To realize a Digital Philatelic Study (DPS) you’ll need a dream and a few questions that result in a goal to achieve that dream.
This part can be the most fun and picking your subject carefully will allow you to build your study with less effort. Focus on building a clear-cut DPS; your readers will thank you for it. Unless you’re a seasoned veteran, don’t start with the ‘History of the Egyptian Mail Systems’ or ‘Life on Earth’.
Pick a more modest and manageable subject like the ‘Earliest Recorded Pharaonic Letter on Watermarked Papyrus‘ or ‘Piltdown Man’. In both cases, we’re talking about a limited number of items. A single stamp and souvenir sheet depict Piltdown man for instance as an extreme example.
The next step in defining your goal may be accomplished by answering three questions.
- Why are you producing the DPS?
Examples: Personal benefit, benefit of others or simply for fun.
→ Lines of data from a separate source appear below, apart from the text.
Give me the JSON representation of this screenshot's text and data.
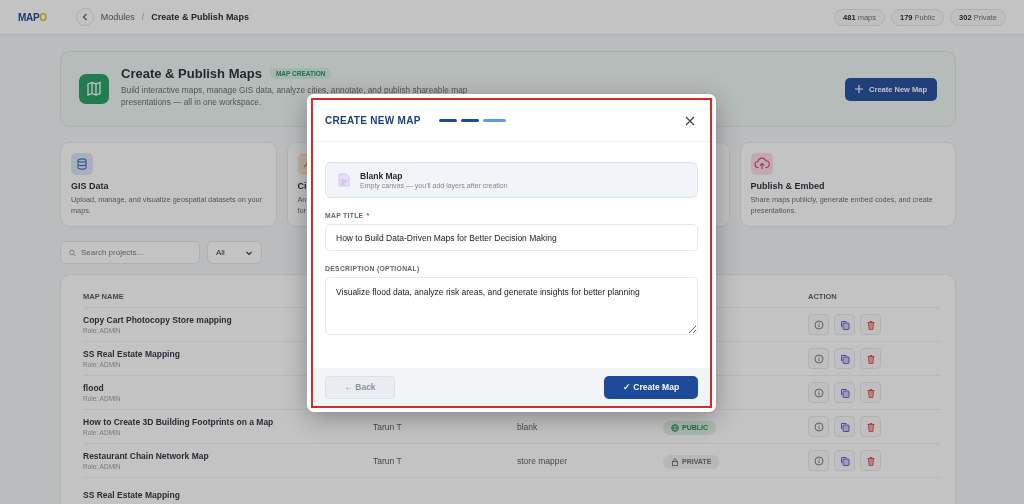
{
  "topbar": {
    "logo_main": "MAP",
    "logo_accent": "O",
    "breadcrumb": [
      "Modules",
      "Create & Publish Maps"
    ],
    "separator": "/",
    "stats": [
      "**481** maps",
      "**179** Public",
      "**302** Private"
    ]
  },
  "hero": {
    "title": "Create & Publish Maps",
    "badge": "MAP CREATION",
    "description": "Build interactive maps, manage GIS data, analyze cities, annotate, and publish shareable map presentations — all in one workspace.",
    "button": "Create New Map"
  },
  "features": [
    {
      "kind": "data",
      "title": "GIS Data",
      "description": "Upload, manage, and visualize geospatial datasets on your maps."
    },
    {
      "kind": "analysis",
      "title": "Ci",
      "description": "An for"
    },
    {
      "kind": "hidden"
    },
    {
      "kind": "publish",
      "title": "Publish & Embed",
      "description": "Share maps publicly, generate embed codes, and create presentations."
    }
  ],
  "filters": {
    "search_placeholder": "Search projects...",
    "select_value": "All"
  },
  "table": {
    "columns": {
      "column_1": "MAP NAME",
      "column_5": "ACTION"
    },
    "rows": [
      {
        "name": "Copy Cart Photocopy Store mapping",
        "role": "Role: ADMIN",
        "actions": true
      },
      {
        "name": "SS Real Estate Mapping",
        "role": "Role: ADMIN",
        "actions": true
      },
      {
        "name": "flood",
        "role": "Role: ADMIN",
        "actions": true
      },
      {
        "name": "How to Create 3D Building Footprints on a Map",
        "role": "Role: ADMIN",
        "owner": "Tarun T",
        "template": "blank",
        "visibility": {
          "kind": "public",
          "label": "PUBLIC"
        },
        "actions": true
      },
      {
        "name": "Restaurant Chain Network Map",
        "role": "Role: ADMIN",
        "owner": "Tarun T",
        "template": "store mapper",
        "visibility": {
          "kind": "private",
          "label": "PRIVATE"
        },
        "actions": true
      },
      {
        "name": "SS Real Estate Mapping",
        "actions": false
      }
    ]
  },
  "modal": {
    "title": "CREATE NEW MAP",
    "steps": [
      {
        "current": false
      },
      {
        "current": false
      },
      {
        "current": true
      }
    ],
    "template": {
      "name": "Blank Map",
      "description": "Empty canvas — you'll add layers after creation"
    },
    "title_label": "MAP TITLE",
    "required_mark": "*",
    "title_value": "How to Build Data-Driven Maps for Better Decision Making",
    "description_label": "DESCRIPTION (OPTIONAL)",
    "description_value": "Visualize flood data, analyze risk areas, and generate insights for better planning",
    "back_button": "← Back",
    "back_disabled": true,
    "submit_button": "✓ Create Map"
  }
}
- What will your DPS be used for?
Examples: Information distribution, a pocket reference or a competitive literature entry.
- What are you not willing to compromise in your DPS?
Examples: Quality of information, production timeline or document size.
Documenting your goal is a little more difficult than thinking about it. Not difficult from a technical point of view, but difficult from a motivational point of view. Many of us are lazy to some degree, believing we can remember everything we envision and later sadly realizing we’re not further along with the project for lack of this discipline.
So, how do you document your goal?
I suggest using a small notebook. Make legible and coherent notes in it as you daydream your project together. Don’t worry about the sequence or completeness of your ideas at this point. The main thing is to write down your thoughts and ideas – you will sort it all out later.
Take a week.
Think about the study you want to do for only one hour per day that week and write down ideas as they come along. One hour – then detach yourself.
Doing such a time sensitive exercise will keep your mind fresh for that important hour. No fiddling with your notes and remember the most important point – no idea is too dumb – just write, write, write.
A DPS is not a digital exhibit. Open your thoughts process and allow yourself freedom to include ideas, information or materials not normally seen in a paper-based exhibit limited to 16 pages per frame. Now is not the time to be shy.
Notes may include philatelic material, run-of-the-mill points normally presented for the area, as well as more off-beat items such as: artwork and illustrations (printing presses, etc.), information from references, entire articles related to the subject (with permission of the authors), tidbits of knowledge from a friend, one or two colors associated with the subject, ideas on how you wish to present your creation, a theory you have or a question that needs an answer.
This last one can get you further than you might believe.
Limit this phase to seven days as you’ll get nearly 90% of your ideas during this time. The longer the period, the less productive it is nearer the end.